    Their login method is "what's the iPhone's UUID?" Found that one out the hard way when I purchased a friends' (wiped by me) old iPhone. They're probably an example of doing it wrong.
  • by ArcCoyote ( 634356 ) on Tuesday April 05, 2011 @01:44AM (#35717230)

    Yep, and that's how I found iPhones that are returned as defective to the Apple Store make it back to the public.

    I exchanged a 3GS that was spontaneously rebooting and syncing slowly or not at all, even after a DFU Restore (which is why I honestly believe jailbreaking can damage your flash, especially after I had it happen to TWO jailbroken 3GS's... but that's another story.)

    Anyway, I had Pandora on it. I didn't reinstall Pandora right away on my replacement phone, but when I finally did (months later) and logged into my Pandora account, my stations had been replaced with a bunch of stuff I would never listen to. So explain to me how that happened, other than someone using the phone that was supposedly returned to Apple?

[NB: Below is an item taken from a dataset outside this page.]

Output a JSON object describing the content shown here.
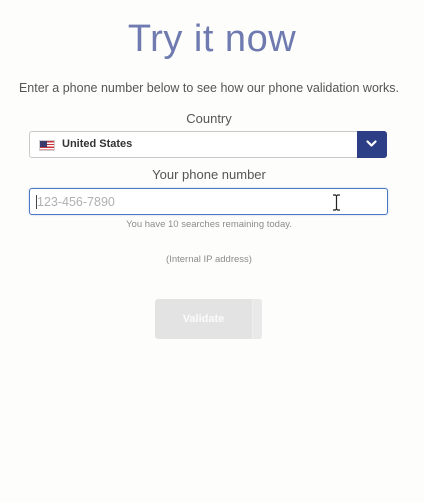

"The pyramid is opening!" "Which one?" "The one with the ever-widening hole in it!" -- The Firesign Theatre